By Matt Rooney | The Save Jersey Blog
A new study released ahead of Thanksgiving 2015 suggests the answer is ‘yes,’ Save Jerseyans.
Most of you won’t be surprised by what follows. It’s already settled science that New Jersey Democrat policies engender income inequality at a time when our state is uncoincidentally seeing a major uptick in poverty, but now we also have empirical evidence that taxes dramatically decrease participatory charitable giving.
How dramatic? The new report from the American Legislative Exchange Council (ALEC) – State Factor: The Effect of State Taxes on Charitable Giving – found New Jersey ranked 43rd of the 50 states between 1997-2012 and 46th between 2008-2012 for charitable giving as a percentage of total income.
The timeline is damning. Between 2004 and 2008 (the McGreevey/Codey/Corzine years), New Jersey lost an upwards of $70 billion to outward migration by literally taxing it away.
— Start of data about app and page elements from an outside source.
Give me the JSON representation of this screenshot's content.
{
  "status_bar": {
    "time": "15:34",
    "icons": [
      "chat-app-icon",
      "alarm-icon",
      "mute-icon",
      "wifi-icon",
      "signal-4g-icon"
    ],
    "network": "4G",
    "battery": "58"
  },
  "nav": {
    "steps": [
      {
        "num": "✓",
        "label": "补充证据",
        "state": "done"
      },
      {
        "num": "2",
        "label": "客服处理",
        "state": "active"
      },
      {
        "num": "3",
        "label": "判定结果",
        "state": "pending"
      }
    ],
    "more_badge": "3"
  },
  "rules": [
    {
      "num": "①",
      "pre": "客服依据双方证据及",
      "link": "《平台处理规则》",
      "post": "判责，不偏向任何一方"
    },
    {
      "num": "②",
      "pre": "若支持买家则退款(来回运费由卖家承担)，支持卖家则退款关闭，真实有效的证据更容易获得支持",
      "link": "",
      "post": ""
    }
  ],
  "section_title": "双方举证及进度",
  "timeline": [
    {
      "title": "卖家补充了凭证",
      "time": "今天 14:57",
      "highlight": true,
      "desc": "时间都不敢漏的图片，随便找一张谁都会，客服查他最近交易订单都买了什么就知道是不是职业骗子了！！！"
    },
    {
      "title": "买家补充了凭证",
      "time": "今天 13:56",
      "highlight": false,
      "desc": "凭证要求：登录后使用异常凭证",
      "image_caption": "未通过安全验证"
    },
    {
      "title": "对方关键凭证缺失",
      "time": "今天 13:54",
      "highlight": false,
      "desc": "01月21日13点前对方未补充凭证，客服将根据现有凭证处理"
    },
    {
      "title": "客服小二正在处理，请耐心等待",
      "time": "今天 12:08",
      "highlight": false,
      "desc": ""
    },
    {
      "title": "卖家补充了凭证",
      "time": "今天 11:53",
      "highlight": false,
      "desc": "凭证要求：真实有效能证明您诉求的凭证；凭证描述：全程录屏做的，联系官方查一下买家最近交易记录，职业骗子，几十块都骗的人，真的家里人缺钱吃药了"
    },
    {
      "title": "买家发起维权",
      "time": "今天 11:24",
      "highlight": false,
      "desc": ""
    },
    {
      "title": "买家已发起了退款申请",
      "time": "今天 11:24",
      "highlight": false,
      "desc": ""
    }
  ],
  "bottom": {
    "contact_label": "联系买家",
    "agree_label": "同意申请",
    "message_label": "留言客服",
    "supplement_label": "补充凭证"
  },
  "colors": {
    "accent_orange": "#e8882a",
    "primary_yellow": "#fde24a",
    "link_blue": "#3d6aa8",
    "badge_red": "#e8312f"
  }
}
Clearly that trend impacted New Jersey’s charitable giving as much as Trenton’s revenues.
“[I]ndividuals in states with high taxes donate less and individuals in states with lower taxes donate more,” the report concluded.
So our poor suffer from higher taxes not just in terms of lost jobs but also decreased charitable options, and our state’s reputation looks all the worse for it. “The season of giving is upon us, yet how sad is it that New Jersey has reached the point where people can no longer afford to be as generous as they would like to be because of high taxes,” opined AFP state director Erica Jedynak upon examining the results and disturbing inverse correlation between taxes and giving. “We might as well refer to our income tax as the anti-benevolence tax.”
The most generous states in the ALEC study, ranked from 1st to 10th, are all politically “red” ones with one exception: Utah, Wyoming, Georgia, Alabama, Oklahoma, South Carolina, Maryland, Idaho, North Carolina and Mississippi.
“As Ronald Reagan said, ‘the spirit of voluntary giving [is] ingrained in the American character.’ So it is with New Jerseyans of good will who would no doubt love to give more to causes they care about and to help those who are impoverished or sick,” continued Jedynak. “Yet, instead of being able to donate more to causes that dispense charity with a warm heart and lift people up, their hard-earned money is filtering through the cold hands of bureaucracy and ensnaring people in dependency.”
“There is little compassion in that, and it’s just one more reason we need ease the tax burden on New Jersey families.”